Professor Gerard Hornstra of Maastricht University in the Netherlands, explains that essential fatty acids are crucial for fetal development, and must be consumed as part of the mother’s diet. Pregnancy is associated with a decrease in fatty acid levels, so the baby’s fatty acid status may not be ideal.
“Neonatal fatty acid status correlates positively with birth weight, birth length, and head circumference,” he writes. “This suggests that the ratio of n-3 to n-6 fatty acids in the maternal diet should be increased.” He adds that “it seems prudent to minimize the consumption of trans fatty acids during pregnancy”.
In addition to the potential benefits for the baby, omega-3 fatty acids may also be a factor in perinatal depression. There has been considerable interest in the potential of omega-3 fatty acids as a natural antidepressant, due to their role in serotonin functioning. A 2009 study looked at the relationship between blood levels of omega-3 fatty acids and depression in 16 depressed and 22 non-depressed women in the third trimester of their pregnancies.
High levels of the omega-3 fatty acid known as DHA and high levels of total omega-3 fatty acids were both significantly linked with a reduced risk of depression. The researchers believe it is possible that during pregnancy omega-3 fatty acids may be preferentially diverted to the baby, putting women at increased risk of deficiency.
Further research points to a protective effect against depression when pregnant women take omega-3 fatty acid supplements. One study gave 3.4 grams per day of omega-3 fatty acids to pregnant women with major depressive disorder, and found reduced depressive symptoms after two months, compared to placebo. The women also had lower scores in an assessment of postnatal depression.

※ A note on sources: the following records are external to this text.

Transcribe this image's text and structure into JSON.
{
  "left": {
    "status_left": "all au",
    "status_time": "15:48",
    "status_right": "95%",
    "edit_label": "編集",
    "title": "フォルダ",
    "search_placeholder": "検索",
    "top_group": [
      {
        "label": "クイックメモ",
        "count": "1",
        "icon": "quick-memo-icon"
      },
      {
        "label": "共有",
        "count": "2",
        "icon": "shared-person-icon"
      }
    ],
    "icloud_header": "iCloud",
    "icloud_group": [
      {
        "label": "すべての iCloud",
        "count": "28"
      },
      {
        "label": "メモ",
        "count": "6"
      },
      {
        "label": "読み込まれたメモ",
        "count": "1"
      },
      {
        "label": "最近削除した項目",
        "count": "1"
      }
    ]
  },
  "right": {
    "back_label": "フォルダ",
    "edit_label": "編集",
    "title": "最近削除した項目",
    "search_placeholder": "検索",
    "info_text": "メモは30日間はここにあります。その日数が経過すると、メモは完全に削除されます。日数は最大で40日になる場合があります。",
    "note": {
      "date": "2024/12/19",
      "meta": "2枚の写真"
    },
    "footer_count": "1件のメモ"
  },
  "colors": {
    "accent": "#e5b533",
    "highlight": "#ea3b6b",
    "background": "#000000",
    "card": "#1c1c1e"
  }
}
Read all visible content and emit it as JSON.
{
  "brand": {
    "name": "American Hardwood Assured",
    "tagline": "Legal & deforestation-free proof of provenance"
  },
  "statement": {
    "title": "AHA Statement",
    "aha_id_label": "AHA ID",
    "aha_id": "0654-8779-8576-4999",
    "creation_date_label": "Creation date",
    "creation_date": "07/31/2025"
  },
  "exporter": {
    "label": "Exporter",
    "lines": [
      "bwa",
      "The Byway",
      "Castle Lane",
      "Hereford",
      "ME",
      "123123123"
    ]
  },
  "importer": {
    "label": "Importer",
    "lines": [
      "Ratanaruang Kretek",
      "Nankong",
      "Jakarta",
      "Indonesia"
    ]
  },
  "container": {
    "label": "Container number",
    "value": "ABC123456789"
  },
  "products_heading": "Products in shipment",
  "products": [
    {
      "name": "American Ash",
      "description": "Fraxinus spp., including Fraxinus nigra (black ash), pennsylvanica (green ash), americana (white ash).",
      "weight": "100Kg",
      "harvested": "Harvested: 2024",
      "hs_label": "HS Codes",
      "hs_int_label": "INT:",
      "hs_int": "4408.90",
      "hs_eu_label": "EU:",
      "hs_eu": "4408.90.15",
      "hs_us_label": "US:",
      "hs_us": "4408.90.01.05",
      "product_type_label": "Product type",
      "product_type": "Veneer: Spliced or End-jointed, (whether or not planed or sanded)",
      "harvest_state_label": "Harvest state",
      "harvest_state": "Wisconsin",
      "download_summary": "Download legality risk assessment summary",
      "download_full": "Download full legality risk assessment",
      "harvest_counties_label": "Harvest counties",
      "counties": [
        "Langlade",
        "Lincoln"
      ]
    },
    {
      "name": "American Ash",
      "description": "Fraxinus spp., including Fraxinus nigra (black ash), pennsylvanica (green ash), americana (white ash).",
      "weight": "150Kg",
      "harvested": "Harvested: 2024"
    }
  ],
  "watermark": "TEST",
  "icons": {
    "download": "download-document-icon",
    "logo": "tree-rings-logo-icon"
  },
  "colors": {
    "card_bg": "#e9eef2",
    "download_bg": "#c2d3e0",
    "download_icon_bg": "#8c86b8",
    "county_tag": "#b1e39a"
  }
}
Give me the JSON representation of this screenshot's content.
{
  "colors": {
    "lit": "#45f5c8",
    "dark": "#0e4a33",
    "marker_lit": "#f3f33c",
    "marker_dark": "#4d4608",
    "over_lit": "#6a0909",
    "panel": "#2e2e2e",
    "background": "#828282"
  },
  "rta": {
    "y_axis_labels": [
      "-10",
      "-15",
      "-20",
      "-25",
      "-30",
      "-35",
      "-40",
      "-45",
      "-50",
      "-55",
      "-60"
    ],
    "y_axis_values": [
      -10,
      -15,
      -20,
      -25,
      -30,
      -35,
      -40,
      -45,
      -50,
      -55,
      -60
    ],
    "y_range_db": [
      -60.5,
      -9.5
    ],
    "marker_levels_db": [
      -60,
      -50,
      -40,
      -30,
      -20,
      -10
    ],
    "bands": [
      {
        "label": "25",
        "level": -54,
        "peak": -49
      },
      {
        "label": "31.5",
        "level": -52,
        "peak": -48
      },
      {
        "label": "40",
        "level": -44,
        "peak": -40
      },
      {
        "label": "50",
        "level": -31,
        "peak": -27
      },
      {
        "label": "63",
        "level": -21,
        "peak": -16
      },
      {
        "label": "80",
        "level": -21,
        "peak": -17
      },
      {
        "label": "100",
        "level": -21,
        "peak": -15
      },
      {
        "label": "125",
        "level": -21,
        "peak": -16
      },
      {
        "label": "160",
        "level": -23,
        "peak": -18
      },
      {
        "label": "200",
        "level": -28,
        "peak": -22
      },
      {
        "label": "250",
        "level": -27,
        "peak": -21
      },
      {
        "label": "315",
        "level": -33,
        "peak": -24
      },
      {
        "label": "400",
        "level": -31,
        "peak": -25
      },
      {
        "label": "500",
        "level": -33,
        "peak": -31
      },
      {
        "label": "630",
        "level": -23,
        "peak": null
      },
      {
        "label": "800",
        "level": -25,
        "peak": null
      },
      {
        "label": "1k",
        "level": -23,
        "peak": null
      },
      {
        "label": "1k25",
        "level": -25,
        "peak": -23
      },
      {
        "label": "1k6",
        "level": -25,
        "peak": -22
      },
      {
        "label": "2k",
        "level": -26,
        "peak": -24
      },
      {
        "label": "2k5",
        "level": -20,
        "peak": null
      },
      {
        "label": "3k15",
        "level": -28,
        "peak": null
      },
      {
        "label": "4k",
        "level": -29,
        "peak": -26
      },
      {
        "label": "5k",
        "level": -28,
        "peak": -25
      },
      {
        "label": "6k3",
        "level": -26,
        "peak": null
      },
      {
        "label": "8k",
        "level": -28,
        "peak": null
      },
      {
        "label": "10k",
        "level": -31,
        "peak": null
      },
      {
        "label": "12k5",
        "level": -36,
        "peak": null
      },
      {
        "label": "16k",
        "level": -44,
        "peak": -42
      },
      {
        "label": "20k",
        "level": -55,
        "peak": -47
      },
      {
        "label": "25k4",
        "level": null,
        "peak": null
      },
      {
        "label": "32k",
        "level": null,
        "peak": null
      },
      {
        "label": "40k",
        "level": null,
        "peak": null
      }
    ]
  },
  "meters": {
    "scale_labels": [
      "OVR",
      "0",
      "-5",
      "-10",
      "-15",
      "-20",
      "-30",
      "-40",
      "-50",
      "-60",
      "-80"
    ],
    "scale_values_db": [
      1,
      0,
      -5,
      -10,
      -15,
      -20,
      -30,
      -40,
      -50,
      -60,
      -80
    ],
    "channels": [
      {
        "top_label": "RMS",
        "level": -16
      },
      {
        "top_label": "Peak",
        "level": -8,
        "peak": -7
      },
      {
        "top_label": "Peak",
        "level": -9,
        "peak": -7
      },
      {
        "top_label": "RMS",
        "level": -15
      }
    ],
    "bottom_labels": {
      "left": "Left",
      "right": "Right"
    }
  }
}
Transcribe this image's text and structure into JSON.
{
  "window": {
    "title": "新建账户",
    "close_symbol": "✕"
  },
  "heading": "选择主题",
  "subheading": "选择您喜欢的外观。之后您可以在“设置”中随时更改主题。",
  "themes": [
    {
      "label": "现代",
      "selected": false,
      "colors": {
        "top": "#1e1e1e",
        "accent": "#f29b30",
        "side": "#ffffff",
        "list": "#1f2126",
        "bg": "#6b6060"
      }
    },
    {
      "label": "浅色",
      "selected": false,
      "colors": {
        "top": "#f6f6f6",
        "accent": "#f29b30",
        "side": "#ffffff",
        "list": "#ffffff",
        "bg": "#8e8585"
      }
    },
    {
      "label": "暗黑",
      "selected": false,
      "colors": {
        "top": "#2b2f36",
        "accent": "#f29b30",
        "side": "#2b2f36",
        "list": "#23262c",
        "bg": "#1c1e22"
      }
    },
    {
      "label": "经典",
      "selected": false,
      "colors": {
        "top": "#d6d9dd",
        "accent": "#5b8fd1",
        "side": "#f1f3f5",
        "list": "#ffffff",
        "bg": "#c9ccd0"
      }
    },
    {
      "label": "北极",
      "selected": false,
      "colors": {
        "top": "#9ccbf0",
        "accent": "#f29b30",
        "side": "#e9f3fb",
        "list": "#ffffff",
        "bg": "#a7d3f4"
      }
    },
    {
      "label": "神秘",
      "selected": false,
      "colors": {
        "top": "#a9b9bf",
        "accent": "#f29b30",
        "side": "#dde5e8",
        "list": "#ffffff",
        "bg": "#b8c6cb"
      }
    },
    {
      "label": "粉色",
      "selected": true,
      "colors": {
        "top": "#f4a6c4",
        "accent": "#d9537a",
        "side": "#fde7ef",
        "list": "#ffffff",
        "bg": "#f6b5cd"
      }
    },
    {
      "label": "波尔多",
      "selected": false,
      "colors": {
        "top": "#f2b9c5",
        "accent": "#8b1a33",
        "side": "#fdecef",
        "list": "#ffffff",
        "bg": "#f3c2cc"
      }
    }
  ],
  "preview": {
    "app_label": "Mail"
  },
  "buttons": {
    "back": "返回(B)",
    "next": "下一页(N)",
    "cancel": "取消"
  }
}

A 2010 review of seven clinical trials found significant results in only three. The reviewers, from Nova Southeastern University in Florida, write that the findings are inconclusive, but further investigation of omega-3 fatty acids is warranted because they did improve depression scores and appeared to be safe during pregnancy.
Larger scale studies need to be carried out. However, the outlook is promising, and suggests that omega-3 fatty acids may be useful for protecting the baby’s health and combating maternal depression during and after pregnancy.
Oken, E. et al. Maternal fish intake during pregnancy, blood mercury levels, and child cognition at 3 years in a US cohort. The American Journal of Epidemiology, Vol. 167, May 2008, pp.1171-81.
Hibbeln, J. R. et al. Maternal seafood consumption in pregnancy and neurodevelopmental outcomes in childhood (ALSPAC study): an observational cohort study. The Lancet, Vol. 369, February 17, 2007, pp. 578-85.
Rees, A. M. et al. Omega-3 deficiency associated with perinatal depression: Case control study. Psychiatry Research, Vol. 166, April 30, 2009, pp. 254-59.
Su, K. P. et al. Omega-3 Fatty Acids for Major Depressive Disorder During Pregnancy: Results From a Randomized, Double-Blind, Placebo-Controlled Trial. The Journal of Clinical Psychiatry, Vol. 69, April 2008, pp. 633-34.
Hornstra, G. et al, Essential fatty acids in mothers and their neonates. The American Journal of Clinical Nutrition, Vol. 71, May 2000, pp. 1262-69.
Olsen, S. F. and Secher, N. J. Low consumption of seafood in early pregnancy as a risk factor for preterm delivery: prospective cohort study. The British Medical Journal, Vol. 324, February 2002, p. 447.
Muthayya, S. et al. The effect of fish and omega-3 LCPUFA intake on low birth weight in Indian pregnant women. The European Journal of Clinical Nutrition, Vol. 63, March 2009, pp. 340-46.
Borja-Hart, N. L. and Marino, J. Role of omega-3 Fatty acids for prevention or treatment of perinatal depression. Pharmacotherapy, Vol. 30, February 2010, pp. 210-16.